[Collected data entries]
○ ○ ○ ○ ○ ○ ○
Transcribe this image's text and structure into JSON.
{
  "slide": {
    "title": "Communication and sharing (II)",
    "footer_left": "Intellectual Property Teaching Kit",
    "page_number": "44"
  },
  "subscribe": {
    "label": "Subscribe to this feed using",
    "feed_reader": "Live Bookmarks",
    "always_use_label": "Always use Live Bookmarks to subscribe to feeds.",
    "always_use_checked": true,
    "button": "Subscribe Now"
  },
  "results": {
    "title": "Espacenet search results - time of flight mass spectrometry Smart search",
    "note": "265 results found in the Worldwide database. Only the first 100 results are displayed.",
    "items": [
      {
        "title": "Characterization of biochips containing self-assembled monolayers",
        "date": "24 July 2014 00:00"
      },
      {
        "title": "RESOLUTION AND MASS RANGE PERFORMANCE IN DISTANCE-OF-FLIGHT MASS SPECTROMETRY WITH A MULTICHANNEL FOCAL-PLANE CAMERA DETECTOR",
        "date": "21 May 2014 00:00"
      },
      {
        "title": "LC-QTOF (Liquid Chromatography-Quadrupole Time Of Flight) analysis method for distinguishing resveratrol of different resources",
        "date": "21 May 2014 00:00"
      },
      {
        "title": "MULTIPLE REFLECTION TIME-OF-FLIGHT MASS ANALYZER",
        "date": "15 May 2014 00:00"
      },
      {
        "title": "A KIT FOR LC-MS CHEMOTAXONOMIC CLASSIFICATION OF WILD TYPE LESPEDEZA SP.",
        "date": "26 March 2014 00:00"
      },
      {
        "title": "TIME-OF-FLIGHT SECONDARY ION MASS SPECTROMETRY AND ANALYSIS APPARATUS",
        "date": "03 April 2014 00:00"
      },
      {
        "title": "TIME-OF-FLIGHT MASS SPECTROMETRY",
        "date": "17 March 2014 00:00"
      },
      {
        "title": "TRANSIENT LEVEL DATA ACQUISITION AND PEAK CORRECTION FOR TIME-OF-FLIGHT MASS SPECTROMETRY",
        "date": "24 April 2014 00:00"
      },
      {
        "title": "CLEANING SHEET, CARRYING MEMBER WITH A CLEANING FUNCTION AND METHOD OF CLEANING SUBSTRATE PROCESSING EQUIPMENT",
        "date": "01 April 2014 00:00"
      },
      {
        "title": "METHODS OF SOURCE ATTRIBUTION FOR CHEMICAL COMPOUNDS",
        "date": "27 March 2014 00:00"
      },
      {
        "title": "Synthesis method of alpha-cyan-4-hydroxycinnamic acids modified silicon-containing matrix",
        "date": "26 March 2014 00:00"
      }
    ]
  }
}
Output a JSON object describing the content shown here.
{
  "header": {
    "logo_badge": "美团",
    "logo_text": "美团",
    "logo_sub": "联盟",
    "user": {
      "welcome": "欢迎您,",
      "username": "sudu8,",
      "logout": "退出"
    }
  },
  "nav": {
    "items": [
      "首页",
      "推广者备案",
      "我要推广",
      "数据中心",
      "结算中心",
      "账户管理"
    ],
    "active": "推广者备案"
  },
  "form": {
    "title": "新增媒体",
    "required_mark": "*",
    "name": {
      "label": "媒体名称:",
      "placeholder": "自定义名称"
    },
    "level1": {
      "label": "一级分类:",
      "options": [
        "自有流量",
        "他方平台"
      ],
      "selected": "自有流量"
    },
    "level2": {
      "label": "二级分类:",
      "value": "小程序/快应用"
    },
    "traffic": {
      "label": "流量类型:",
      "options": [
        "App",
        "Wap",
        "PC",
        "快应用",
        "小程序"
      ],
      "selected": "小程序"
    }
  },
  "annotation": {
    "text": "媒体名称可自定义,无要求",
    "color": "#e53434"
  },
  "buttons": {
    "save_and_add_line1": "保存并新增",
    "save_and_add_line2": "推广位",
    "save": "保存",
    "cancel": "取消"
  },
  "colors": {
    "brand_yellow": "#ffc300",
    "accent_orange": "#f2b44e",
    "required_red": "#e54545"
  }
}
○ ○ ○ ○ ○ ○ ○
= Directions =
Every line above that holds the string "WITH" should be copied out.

= Answer =
        "title": "RESOLUTION AND MASS RANGE PERFORMANCE IN DISTANCE-OF-FLIGHT MASS SPECTROMETRY WITH A MULTICHANNEL FOCAL-PLANE CAMERA DETECTOR",
        "title": "CLEANING SHEET, CARRYING MEMBER WITH A CLEANING FUNCTION AND METHOD OF CLEANING SUBSTRATE PROCESSING EQUIPMENT",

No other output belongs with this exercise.